Controversial Dallas PD Suspect Beating Heats Up
This has not gone over well with some, including longtime LAPD critic Joe Domanick. Writing in the Los Angeles Times on Sept. 24, Domanick addressed Beck’s surprise at the local reaction to the Sept. 5 shooting. He writes:
A big piece of community policing is informational give-and-take between cops and the neighborhood people they police. Beck has admitted that the LAPD was surprised by the anger in [the neighborhood where the shooting occurred], caused in part by aggressive ticketing of unlicensed street vendors, many of whom received $250 tickets while subsisting on $10 a day from their street sales. Beck needs to examine why the department seemed so clueless, especially about the mood of the people in an area of the city that has given us both the 1999 Rampart scandal and the May Day 2007 police attack on peaceful demonstrators and the media in MacArthur Park.
Thus does Domanick appear to advocate that police not enforce laws against street vending when the practice is engaged in by immigrants, this despite the fact that most of the complaints regarding this activity come from local merchants who are themselves immigrants, albeit legal ones. They find their legitimate business being undercut by illegal immigrants plying their wares from pushcarts while unburdened by such annoyances as taxes, health inspections, and business permits.
And later in the piece Domanick writes, “But the LAPD has work to do. It must concentrate on keeping its ear closer to the ground to avoid the next potential crisis in a troubled community. The chief, not to mention the mayor, has to be more careful about his message and the words he chooses before going public.”

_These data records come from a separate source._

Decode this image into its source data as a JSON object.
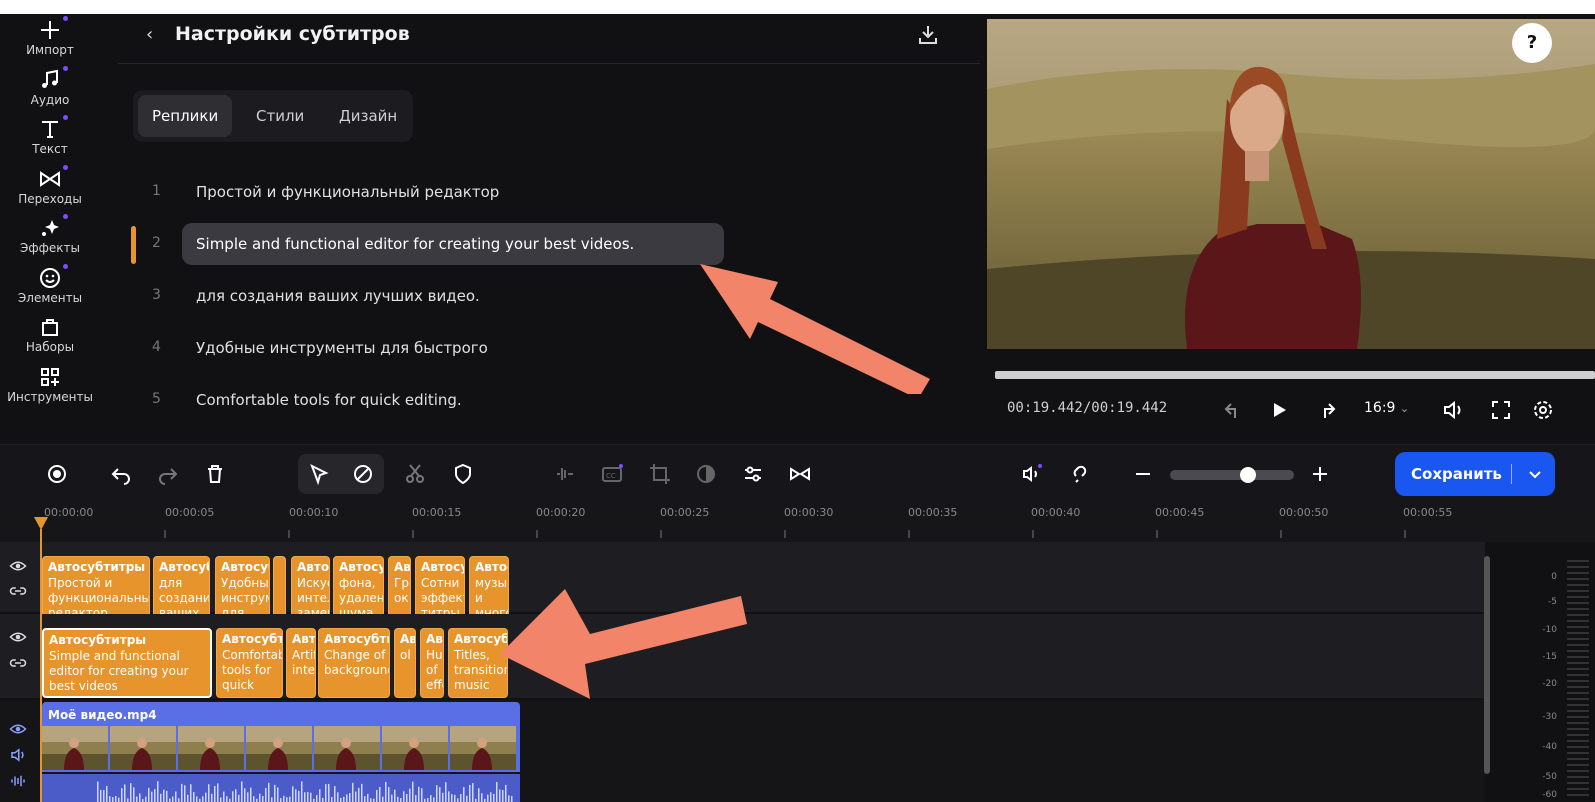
{
  "sidebar": {
    "items": [
      {
        "label": "Импорт",
        "icon": "plus-icon"
      },
      {
        "label": "Аудио",
        "icon": "music-note-icon"
      },
      {
        "label": "Текст",
        "icon": "text-icon"
      },
      {
        "label": "Переходы",
        "icon": "transition-icon"
      },
      {
        "label": "Эффекты",
        "icon": "sparkle-icon"
      },
      {
        "label": "Элементы",
        "icon": "smiley-icon"
      },
      {
        "label": "Наборы",
        "icon": "bag-icon"
      },
      {
        "label": "Инструменты",
        "icon": "grid-plus-icon"
      }
    ]
  },
  "panel": {
    "title": "Настройки субтитров",
    "tabs": [
      "Реплики",
      "Стили",
      "Дизайн"
    ],
    "active_tab": "Реплики",
    "lines": [
      {
        "num": "1",
        "text": "Простой и функциональный редактор"
      },
      {
        "num": "2",
        "text": "Simple and functional editor for creating your best videos."
      },
      {
        "num": "3",
        "text": "для создания ваших лучших видео."
      },
      {
        "num": "4",
        "text": "Удобные инструменты для быстрого"
      },
      {
        "num": "5",
        "text": "Comfortable tools for quick editing."
      }
    ],
    "selected_line": 2
  },
  "player": {
    "help": "?",
    "time": "00:19.442/00:19.442",
    "ratio": "16:9",
    "progress": 1.0
  },
  "toolbar": {
    "save_label": "Сохранить",
    "zoom_level": 0.6
  },
  "timeline": {
    "ticks": [
      "00:00:00",
      "00:00:05",
      "00:00:10",
      "00:00:15",
      "00:00:20",
      "00:00:25",
      "00:00:30",
      "00:00:35",
      "00:00:40",
      "00:00:45",
      "00:00:50",
      "00:00:55"
    ],
    "subtitle_track_1": [
      {
        "title": "Автосубтитры",
        "body": "Простой и функциональный редактор"
      },
      {
        "title": "Автосубтитры",
        "body": "для создания ваших"
      },
      {
        "title": "Автосубтитры",
        "body": "Удобные инструменты для"
      },
      {
        "title": "",
        "body": ""
      },
      {
        "title": "Автосубтитры",
        "body": "Искусственный интеллект заменит"
      },
      {
        "title": "Автосубтитры",
        "body": "фона, удаление шума"
      },
      {
        "title": "Автосубтитры",
        "body": "Грк ок"
      },
      {
        "title": "Автосубтитры",
        "body": "Сотни эффектов титры"
      },
      {
        "title": "Автосубтитры",
        "body": "музыки и много"
      }
    ],
    "subtitle_track_2": [
      {
        "title": "Автосубтитры",
        "body": "Simple and functional editor for creating your best videos"
      },
      {
        "title": "Автосубтитры",
        "body": "Comfortable tools for quick"
      },
      {
        "title": "Автосубтитры",
        "body": "Artificial intelligence"
      },
      {
        "title": "Автосубтитры",
        "body": "Change of background"
      },
      {
        "title": "Автосубтитры",
        "body": "ol"
      },
      {
        "title": "Автосубтитры",
        "body": "Hundreds of effects"
      },
      {
        "title": "Автосубтитры",
        "body": "Titles, transitions, music"
      }
    ],
    "video_clip": "Моё видео.mp4",
    "vu_labels": [
      "0",
      "-5",
      "-10",
      "-15",
      "-20",
      "-30",
      "-40",
      "-50",
      "-60"
    ]
  },
  "colors": {
    "accent_orange": "#e8942c",
    "save_blue": "#1a56f0",
    "video_clip": "#5a6ee6",
    "annotation_arrow": "#f2846a"
  }
}
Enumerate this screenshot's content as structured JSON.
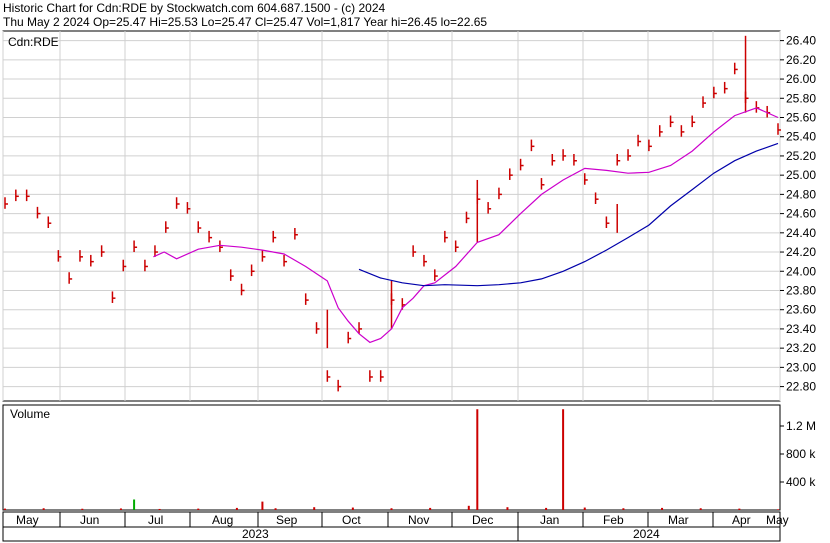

Telling Charlie Beck and Antonio Villaraigosa to be attentive to public opinion is like telling a pair of fish to swim. But the police chief and the mayor have responsibilities to people beyond the hundreds of thousands of illegal immigrants who live just west of downtown Los Angeles. They owe it to the rest of the city, despite the woeful neglect of federal immigration authorities, to ensure that the area where the shooting occurred retain at least some measure of its tenuous grasp on American culture, beginning with a respect for the rule of law.
And, as the most visible members of municipal government, the police chief and the mayor have a duty to the city’s police officers, three of whom risked their lives when they confronted a drunk with a knife on Sept. 5. As has been vividly demonstrated here in Los Angeles, when cops detect a lack of spine in their leadership, they are less inclined to take the kinds of risks required to deter crime and bring order to troubled neighborhoods.
You may not have heard of a recent police shooting in Los Angeles as the racial calculus of the incident failed to tickle the national media’s antennae, but on Sept. 28, about a mile from the site of the Sept. 5 shooting, three LAPD officers attempted to stop a stolen car when the driver emerged with a rifle in hand and a pistol in his pocket, apparently intent on resisting their efforts to return him to the prison from which he had recently been paroled. The officers shot and killed the man before he had a chance to do them or anyone else any harm, but had those officers’ minds been clouded by thoughts of political repercussions, had they hesitated only slightly in making the decision to fire, the outcome might have been far different.
Back in Dallas, this is a lesson they are about to learn the hard way.